“Don’t be ridiculous. I can take care of myself.”

“Pity,” Dane would say.

“Why?” Nina would ask.

“Because It’s more fun if I help.”

I love Steve Dane. I love that Brian Drake could make a whole book out of standing in a dark street in Tirana.

I did get in the car and the only thing that happened was that I made it to the airport in time to catch a flight to Rome for the weekend. (I know, how cool is it to be able to say that?) The Piazza Navona, one of my favorite places, was one of the first places I stopped. It was a bright sunny day and the piazza was busy: a woman played her acoustical violin, artists showed their wares, tourists sat for pictures on the beautiful, ancient fountains, restaurants lined each side of the huge square. People ate and drank and talked to one another. Children ran across the cobblestones and the blue-suited police wandered in front of me with their hands clasped behind their back. Now it was Rick Bard, action and adventure author, standing beside me, telling me that the next book in the Brainrush Series was going to be set right there. “Perfect place for a chase, don’t you think?” I would say, of course. In his hands the chase would be exciting and elegant and oh-so-much-fun in the Piazza Navona.

In Dubrovnik, I walked through the fabulous walled city and just before I went through the gate I heard the sound of two dogs snapping and growling. I turned in time to see two handsome young men restraining their big hounds. In that millisecond they were crouched in fighting position and frozen. A beautiful young woman with a little white dog walked between them in her tight jeans, her oversized sweater, and her long hair  pinned atop her head. She and her dog seemed uninterested in the two man and their pets. But if my romance writer friends had been there, everything would have changed. The woman would have chanced a glance. One or both of the men would have followed her. Something romantically magical would have happened. Mindy Neff, Sandra Paul, Angie Ray – what they could have done with that scene! I had the strange feeling that if I turned around they would be there, plotting the happy ending just before inviting me to lunch.

There are a hundred more authors who have come with me on this. The quirky and fascinating Conrad Johnson whose work Clean Kill is so reminiscent of John Fowles. He would love the broken down buildings, the legless man playing dance tunes, the blind man selling books by the river. Richard Bunning who pulls you into another dimension of time and space would be fascinated by the coffee shops where people speak in all he languages of the world. For me, the inspiration is Albania with its ancient laws and contemporary politics and energy and anxiety. It is the perfect place for Josie to confront her sense of justice and Hannah to paint and Archer to watch their backs.

Sometimes new authors say that they are afraid to talk about their ideas because someone might steal them. I say, those who write have no need to steal anything. A hundred different authors could stand in the Piazza Navona or on a deserted Tirana street at 3a.m., or in the walled city of Dubrovnik and the result would be a hundred different stories. That is the magic.  Authors will write, readers will read, and the traveler – at least this traveler –  will never be alone.

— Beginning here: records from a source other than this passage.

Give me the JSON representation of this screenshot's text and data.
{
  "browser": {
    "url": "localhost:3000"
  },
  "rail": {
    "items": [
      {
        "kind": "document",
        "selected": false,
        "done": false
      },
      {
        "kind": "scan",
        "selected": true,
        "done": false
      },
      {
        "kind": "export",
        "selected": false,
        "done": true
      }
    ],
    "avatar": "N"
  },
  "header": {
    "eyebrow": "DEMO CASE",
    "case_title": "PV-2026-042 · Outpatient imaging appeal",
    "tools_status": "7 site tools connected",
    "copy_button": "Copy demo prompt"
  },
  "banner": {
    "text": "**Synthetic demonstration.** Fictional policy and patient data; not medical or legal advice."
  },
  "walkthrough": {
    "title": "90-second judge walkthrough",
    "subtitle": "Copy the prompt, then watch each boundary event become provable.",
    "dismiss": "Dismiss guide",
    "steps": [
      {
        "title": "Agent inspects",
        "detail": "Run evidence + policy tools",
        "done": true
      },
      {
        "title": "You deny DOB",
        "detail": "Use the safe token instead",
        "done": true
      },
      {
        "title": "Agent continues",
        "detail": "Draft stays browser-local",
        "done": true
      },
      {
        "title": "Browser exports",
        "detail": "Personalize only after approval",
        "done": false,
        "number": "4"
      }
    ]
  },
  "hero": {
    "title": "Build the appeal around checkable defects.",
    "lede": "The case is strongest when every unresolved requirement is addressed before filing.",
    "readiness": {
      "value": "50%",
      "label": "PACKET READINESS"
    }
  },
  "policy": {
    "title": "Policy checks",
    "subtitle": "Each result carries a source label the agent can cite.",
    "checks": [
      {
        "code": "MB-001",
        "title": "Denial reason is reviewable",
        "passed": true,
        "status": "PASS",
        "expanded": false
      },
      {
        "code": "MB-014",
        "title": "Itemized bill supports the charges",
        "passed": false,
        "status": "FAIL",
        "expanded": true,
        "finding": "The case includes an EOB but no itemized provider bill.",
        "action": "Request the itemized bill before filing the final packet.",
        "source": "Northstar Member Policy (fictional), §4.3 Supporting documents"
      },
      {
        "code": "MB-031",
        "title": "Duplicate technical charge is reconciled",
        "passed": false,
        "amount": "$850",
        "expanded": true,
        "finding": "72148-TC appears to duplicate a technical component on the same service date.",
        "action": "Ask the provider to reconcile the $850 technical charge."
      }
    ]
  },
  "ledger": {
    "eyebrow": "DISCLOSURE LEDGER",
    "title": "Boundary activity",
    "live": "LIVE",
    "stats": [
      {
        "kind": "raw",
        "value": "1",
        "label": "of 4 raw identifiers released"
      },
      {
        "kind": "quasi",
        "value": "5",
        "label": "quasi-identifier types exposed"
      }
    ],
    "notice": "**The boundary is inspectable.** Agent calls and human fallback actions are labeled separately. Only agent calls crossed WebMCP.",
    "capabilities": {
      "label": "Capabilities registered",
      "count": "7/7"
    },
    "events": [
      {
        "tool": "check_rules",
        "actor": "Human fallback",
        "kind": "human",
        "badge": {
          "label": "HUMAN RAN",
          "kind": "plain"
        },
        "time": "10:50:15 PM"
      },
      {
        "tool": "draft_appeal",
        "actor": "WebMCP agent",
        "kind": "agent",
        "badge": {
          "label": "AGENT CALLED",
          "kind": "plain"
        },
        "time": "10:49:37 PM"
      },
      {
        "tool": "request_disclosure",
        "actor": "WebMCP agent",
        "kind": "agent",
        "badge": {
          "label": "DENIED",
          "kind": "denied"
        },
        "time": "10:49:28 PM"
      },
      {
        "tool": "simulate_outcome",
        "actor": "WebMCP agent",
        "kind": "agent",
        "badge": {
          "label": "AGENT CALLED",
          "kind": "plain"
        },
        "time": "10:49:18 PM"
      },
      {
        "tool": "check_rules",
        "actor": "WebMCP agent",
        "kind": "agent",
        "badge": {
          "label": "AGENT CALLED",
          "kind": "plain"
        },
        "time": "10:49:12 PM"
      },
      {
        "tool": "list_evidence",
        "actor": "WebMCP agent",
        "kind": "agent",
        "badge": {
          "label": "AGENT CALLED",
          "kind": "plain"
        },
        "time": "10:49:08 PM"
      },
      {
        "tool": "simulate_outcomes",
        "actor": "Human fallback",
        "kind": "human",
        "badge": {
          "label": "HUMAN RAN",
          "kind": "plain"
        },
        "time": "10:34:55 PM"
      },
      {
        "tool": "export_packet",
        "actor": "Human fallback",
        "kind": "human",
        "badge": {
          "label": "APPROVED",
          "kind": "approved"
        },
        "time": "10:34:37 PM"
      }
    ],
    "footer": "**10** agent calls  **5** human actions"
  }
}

The Albanian Diaries: An Excellent Adventure (So Far)

images-3There are two movies everyone should see: Bill and Ted’s Excellent Adventure and The Hitchhiker’s Guide to the Galaxy.

Even before I saw those films I longed for an excellent adventure. Whisk me into a spaceship in my bathrobe! Let me open the door to a phone booth and find myself in medieval England! Heck, just land a strange package on my doorstep and I’d probably be happy. None of those things have happened to me. In fact, for all the adventures I have had, none of them has reached the epic excellence meter – until now. Continue Reading →